by Antonina Zielinska
To observe Memorial Day, Bishop Nicholas DiMarzio celebrated a Field Mass May 30 at St. Charles Cemetery, Farmingdale. Auxiliary bishops and vicars celebrated similar services in other diocesan cemeteries.
Although heavy rain in the early morning threatened to keep people away, hundreds gathered to pray for those who served in the armed forces and those buried at the cemetery operated by the Brooklyn diocese.
“Our prayer for them has power,” the bishop told the congregation during his homily. “We are never closer to them than when we come to Mass.”
Magdalen Hull came with her mother, Geneve Hull, to pray for her father who served in World War II. Geneve survived the war in Poland and came to Mass to pray for her husband who fought to end the war that crippled most of the world. He was deployed to join the American troops one year after he came to the U.S.
“He was proud to serve and to be an American,” Magdalen said.
For others, the suffering that came with the loss of a loved one was still fresh.
Dr. Hridya Suman came with her family to pray for her brother who died two months ago.
“We are still in mourning,” she said. “It is still very hard. So we are happy that there is a Field Mass here on the cemetery grounds.”

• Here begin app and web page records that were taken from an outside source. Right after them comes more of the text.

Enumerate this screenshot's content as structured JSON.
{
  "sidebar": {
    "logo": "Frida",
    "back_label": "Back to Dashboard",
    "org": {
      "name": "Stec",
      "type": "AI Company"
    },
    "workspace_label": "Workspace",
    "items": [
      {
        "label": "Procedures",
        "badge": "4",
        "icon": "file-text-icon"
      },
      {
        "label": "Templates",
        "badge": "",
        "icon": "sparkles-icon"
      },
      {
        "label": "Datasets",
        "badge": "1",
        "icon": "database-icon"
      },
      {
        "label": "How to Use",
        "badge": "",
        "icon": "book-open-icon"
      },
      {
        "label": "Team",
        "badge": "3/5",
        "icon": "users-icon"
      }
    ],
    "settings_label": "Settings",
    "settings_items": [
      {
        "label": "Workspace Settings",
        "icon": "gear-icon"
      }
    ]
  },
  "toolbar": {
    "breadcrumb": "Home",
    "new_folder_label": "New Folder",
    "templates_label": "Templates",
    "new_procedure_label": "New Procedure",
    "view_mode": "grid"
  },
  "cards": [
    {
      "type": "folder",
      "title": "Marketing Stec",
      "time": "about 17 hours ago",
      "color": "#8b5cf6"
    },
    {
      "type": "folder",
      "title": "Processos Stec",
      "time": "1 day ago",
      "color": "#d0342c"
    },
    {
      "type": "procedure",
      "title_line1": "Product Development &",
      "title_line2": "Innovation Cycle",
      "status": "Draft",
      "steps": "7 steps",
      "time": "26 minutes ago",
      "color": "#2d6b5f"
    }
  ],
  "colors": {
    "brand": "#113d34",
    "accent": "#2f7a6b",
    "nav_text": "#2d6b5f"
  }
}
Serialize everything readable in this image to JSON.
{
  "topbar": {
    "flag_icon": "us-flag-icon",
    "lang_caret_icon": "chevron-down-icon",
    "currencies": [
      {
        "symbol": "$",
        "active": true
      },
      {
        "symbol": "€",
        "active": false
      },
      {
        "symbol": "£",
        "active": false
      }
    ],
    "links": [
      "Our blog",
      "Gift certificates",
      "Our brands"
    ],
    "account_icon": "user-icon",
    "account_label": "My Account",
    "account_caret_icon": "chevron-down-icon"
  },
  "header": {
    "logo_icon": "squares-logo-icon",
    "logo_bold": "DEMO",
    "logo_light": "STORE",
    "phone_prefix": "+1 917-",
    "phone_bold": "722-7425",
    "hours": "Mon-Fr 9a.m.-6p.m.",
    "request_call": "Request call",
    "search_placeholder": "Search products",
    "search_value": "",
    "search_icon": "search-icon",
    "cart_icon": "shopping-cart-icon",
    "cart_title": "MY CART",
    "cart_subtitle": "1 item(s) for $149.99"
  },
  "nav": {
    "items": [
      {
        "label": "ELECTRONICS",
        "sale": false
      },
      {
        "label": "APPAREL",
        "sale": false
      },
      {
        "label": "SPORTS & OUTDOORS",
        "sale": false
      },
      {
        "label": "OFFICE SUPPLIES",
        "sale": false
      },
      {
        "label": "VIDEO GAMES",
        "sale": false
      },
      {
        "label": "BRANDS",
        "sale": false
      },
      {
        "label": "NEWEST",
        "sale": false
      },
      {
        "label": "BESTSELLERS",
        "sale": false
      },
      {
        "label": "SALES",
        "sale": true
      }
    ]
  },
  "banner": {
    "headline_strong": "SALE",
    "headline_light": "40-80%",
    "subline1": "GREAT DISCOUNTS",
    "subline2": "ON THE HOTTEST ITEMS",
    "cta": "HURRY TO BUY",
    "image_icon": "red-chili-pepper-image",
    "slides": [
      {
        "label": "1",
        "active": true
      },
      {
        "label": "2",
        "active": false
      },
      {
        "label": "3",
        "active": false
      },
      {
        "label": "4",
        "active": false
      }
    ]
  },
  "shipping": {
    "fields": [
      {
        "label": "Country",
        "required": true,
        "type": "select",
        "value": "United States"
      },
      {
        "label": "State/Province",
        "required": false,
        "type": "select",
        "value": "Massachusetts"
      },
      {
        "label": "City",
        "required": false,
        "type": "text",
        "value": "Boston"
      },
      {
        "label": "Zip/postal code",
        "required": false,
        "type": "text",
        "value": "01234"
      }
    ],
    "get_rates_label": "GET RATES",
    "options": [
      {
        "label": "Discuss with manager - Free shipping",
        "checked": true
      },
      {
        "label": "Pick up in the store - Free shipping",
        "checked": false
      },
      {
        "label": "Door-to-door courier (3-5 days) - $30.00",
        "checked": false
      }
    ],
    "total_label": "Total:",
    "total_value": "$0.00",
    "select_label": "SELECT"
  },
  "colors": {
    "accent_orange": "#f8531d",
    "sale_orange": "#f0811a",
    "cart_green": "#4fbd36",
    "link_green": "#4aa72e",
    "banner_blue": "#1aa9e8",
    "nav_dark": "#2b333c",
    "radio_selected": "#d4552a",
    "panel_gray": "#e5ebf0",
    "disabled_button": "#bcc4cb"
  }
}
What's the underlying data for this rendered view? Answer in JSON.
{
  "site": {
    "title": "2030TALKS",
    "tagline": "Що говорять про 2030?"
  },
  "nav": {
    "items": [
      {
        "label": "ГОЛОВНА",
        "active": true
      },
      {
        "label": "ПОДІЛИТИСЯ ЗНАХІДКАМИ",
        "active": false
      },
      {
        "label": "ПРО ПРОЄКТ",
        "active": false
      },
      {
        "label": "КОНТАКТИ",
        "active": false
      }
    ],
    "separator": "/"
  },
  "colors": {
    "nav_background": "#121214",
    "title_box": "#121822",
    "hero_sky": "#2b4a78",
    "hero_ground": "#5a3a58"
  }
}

Although, Dr. Suman spoke of the difficulty of dealing with her family’s loss, she spoke of it with a radiance of hope. Expecting a newborn any day, she was still able to enjoy the presence of her family and of the community who came to pray together.
The sentiment of both loss and hope was evident throughout the Memorial Day ceremonies.
Mary Ann Patricola and her mother, Marion Quellohorst, came to the Mass to pray for family members buried there. Quellohorst said that she was glad to have been able to pray at an outdoor Mass where everyone can share their suffering out in the open, just like Jesus shared His passion in the view of the public. She also said she kept those who served in the armed forces in her prayers.
“It’s a day to remember the soldiers,” she said. “It’s an American holiday.”
The Field Mass tent was surrounded by well-kept graves and mausoleums. Family members prayed and planted flowers at their loved ones’ burial sites.
After Mass, Ed and Florence Maher tended to the grave of their son. Florence said she was comforted by the bishop’s homily and the presence of so many faithful praying together.
St. Charles Cemetery is the fastest growing cemetery operated by the Brooklyn Diocese. To accommodate the growing needs of the staff, it opened a new service center, which the bishop blessed after Mass.
Stephen Comando, executive director for Catholic Cemeteries, said the center will help house the staff of about 20 people who take care of the 500 acres and help families through the process of burial and maintenance. The new center has rooms for private consultations. A chapel with stained-glass windows depicting the cross, resurrection, Mary and the Holy Trinity is nearly complete.
This center is the largest in the diocesan cemeteries, but St. John’s Cemetery, Middle Village, will continue to serve as the main office.
Msgr. Michael Reid, spiritual director for Catholic Cemeteries, said the work of the cemeteries is to provide people a sense of security.
“We want people to walk away with a sense that Catholic cemeteries are there for them and their families,” he said. “We want them to walk away with a sense of faith, hope and comfort.”